* _TASK DATA_
--------------------

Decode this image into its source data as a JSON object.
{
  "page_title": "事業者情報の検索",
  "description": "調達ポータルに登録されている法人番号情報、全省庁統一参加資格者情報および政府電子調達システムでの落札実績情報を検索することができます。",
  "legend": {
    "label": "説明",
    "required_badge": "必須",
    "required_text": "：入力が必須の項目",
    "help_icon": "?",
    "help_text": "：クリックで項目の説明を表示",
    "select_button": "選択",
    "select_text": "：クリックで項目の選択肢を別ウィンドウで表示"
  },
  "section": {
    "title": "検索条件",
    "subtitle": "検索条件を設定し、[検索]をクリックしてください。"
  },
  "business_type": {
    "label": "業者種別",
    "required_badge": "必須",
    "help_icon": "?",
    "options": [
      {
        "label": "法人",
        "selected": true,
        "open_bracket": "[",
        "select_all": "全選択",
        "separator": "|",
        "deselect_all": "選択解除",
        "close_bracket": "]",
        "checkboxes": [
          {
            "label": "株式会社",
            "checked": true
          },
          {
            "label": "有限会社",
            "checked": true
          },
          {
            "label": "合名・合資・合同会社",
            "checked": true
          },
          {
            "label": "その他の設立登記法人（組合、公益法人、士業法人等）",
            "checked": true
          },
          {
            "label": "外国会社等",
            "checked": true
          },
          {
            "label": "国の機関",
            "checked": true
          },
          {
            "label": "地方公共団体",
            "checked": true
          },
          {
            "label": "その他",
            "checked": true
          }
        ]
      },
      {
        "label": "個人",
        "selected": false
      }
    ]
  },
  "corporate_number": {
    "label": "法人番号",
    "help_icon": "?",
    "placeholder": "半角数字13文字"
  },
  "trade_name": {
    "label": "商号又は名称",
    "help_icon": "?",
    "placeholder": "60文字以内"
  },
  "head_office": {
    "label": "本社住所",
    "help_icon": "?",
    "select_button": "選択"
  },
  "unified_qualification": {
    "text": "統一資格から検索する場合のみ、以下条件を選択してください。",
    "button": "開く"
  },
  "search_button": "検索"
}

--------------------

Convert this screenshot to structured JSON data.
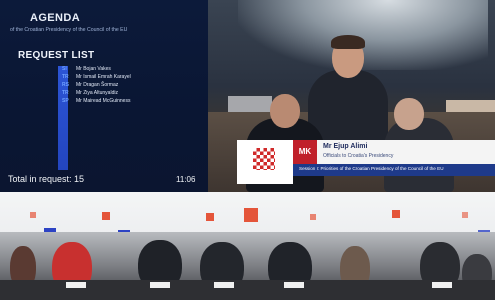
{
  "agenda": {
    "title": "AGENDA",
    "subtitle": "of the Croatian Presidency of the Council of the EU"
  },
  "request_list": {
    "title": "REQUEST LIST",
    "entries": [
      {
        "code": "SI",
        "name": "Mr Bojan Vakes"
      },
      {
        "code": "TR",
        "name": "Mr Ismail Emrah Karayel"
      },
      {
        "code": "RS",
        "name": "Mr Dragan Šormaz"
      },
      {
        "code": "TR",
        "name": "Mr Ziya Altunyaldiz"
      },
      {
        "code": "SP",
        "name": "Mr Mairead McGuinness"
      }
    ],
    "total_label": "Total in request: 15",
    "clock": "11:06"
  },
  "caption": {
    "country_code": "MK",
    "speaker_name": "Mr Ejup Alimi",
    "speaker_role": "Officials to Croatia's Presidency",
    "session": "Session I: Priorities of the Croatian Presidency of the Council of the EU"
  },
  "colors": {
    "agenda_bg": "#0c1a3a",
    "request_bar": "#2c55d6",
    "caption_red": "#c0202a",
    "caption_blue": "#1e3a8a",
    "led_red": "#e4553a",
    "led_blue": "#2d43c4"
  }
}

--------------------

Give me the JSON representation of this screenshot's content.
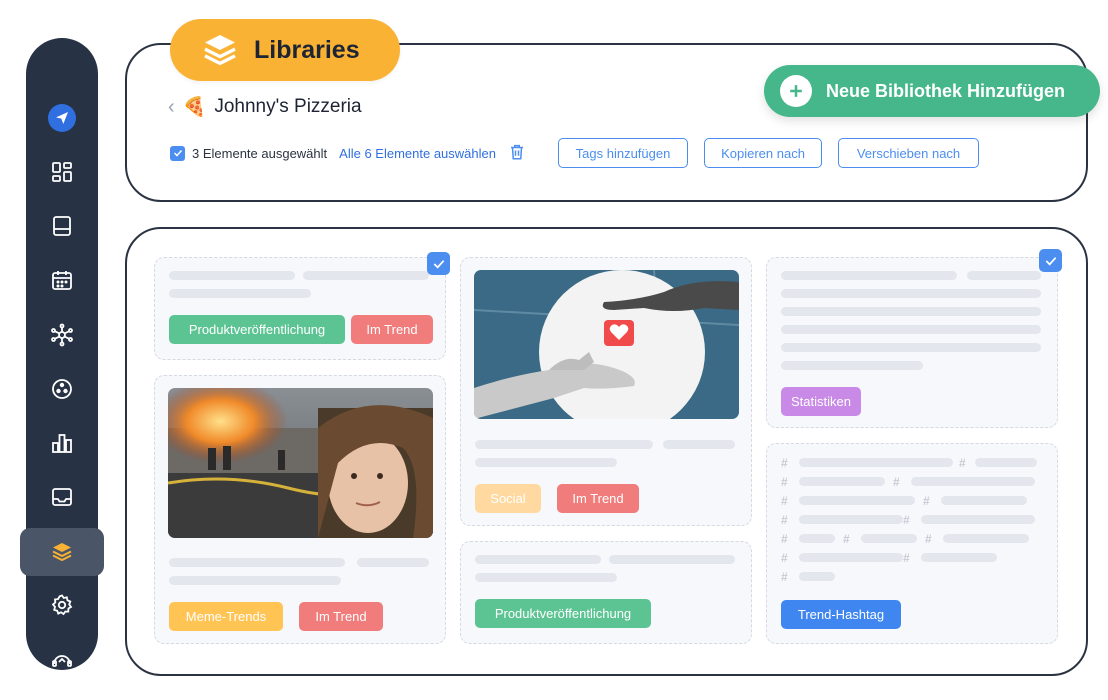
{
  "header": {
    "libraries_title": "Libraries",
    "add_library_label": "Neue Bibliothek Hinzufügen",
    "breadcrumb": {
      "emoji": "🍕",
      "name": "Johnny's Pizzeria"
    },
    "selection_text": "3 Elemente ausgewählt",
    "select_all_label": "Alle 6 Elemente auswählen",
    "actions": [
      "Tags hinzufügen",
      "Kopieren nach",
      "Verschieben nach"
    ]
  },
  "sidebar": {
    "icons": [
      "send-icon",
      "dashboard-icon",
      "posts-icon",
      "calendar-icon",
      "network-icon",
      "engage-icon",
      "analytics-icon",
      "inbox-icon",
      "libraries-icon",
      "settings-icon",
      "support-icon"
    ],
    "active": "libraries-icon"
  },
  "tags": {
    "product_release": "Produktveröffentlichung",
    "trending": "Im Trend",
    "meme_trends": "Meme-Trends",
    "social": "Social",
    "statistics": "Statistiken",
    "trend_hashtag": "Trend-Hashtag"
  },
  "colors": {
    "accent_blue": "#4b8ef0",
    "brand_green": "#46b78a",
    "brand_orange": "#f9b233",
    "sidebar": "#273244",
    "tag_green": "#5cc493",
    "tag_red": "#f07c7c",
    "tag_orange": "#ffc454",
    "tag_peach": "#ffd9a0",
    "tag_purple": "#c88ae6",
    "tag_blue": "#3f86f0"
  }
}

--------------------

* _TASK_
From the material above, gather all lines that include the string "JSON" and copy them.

* _SOLUTION TO THE EXERCISE_
Decode this image into its source data as a JSON object.
Convert this screenshot to structured JSON data.
Give me the JSON representation of this screenshot's content.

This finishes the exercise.